GIVEN RECORDS »

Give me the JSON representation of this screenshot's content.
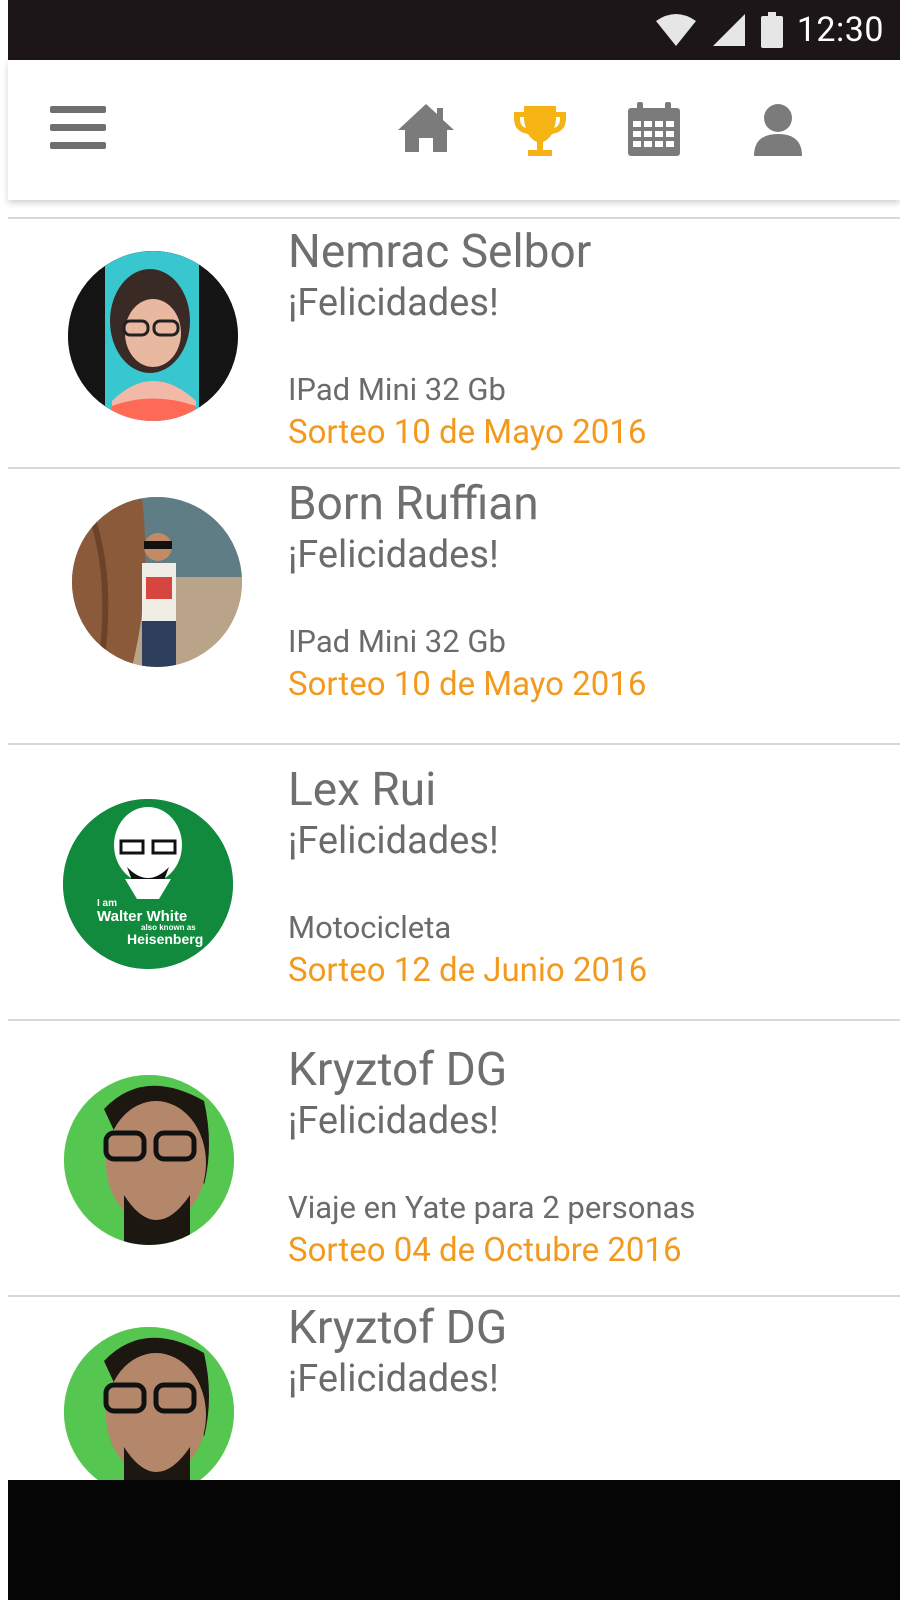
{
  "status_bar": {
    "time": "12:30"
  },
  "nav": {
    "active_tab": "winners",
    "active_color": "#f6b414",
    "inactive_color": "#7b7b7b",
    "items": [
      "menu-icon",
      "home-icon",
      "trophy-icon",
      "calendar-icon",
      "user-icon"
    ]
  },
  "winners": [
    {
      "name": "Nemrac Selbor",
      "message": "¡Felicidades!",
      "prize": "IPad Mini 32 Gb",
      "draw": "Sorteo 10 de Mayo 2016"
    },
    {
      "name": "Born Ruffian",
      "message": "¡Felicidades!",
      "prize": "IPad Mini 32 Gb",
      "draw": "Sorteo 10 de Mayo 2016"
    },
    {
      "name": "Lex Rui",
      "message": "¡Felicidades!",
      "prize": "Motocicleta",
      "draw": "Sorteo 12 de Junio 2016",
      "avatar_text": {
        "line1": "I am",
        "line2": "Walter White",
        "line3": "also known as",
        "line4": "Heisenberg"
      }
    },
    {
      "name": "Kryztof DG",
      "message": "¡Felicidades!",
      "prize": "Viaje en Yate para 2 personas",
      "draw": "Sorteo 04 de Octubre 2016"
    },
    {
      "name": "Kryztof DG",
      "message": "¡Felicidades!"
    }
  ]
}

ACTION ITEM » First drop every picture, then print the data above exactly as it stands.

TASK ANSWER »
Give me the JSON representation of this screenshot's content.
{
  "status_bar": {
    "time": "12:30"
  },
  "nav": {
    "active_tab": "winners",
    "active_color": "#f6b414",
    "inactive_color": "#7b7b7b",
    "items": [
      "menu-icon",
      "home-icon",
      "trophy-icon",
      "calendar-icon",
      "user-icon"
    ]
  },
  "winners": [
    {
      "name": "Nemrac Selbor",
      "message": "¡Felicidades!",
      "prize": "IPad Mini 32 Gb",
      "draw": "Sorteo 10 de Mayo 2016"
    },
    {
      "name": "Born Ruffian",
      "message": "¡Felicidades!",
      "prize": "IPad Mini 32 Gb",
      "draw": "Sorteo 10 de Mayo 2016"
    },
    {
      "name": "Lex Rui",
      "message": "¡Felicidades!",
      "prize": "Motocicleta",
      "draw": "Sorteo 12 de Junio 2016",
      "avatar_text": {
        "line1": "I am",
        "line2": "Walter White",
        "line3": "also known as",
        "line4": "Heisenberg"
      }
    },
    {
      "name": "Kryztof DG",
      "message": "¡Felicidades!",
      "prize": "Viaje en Yate para 2 personas",
      "draw": "Sorteo 04 de Octubre 2016"
    },
    {
      "name": "Kryztof DG",
      "message": "¡Felicidades!"
    }
  ]
}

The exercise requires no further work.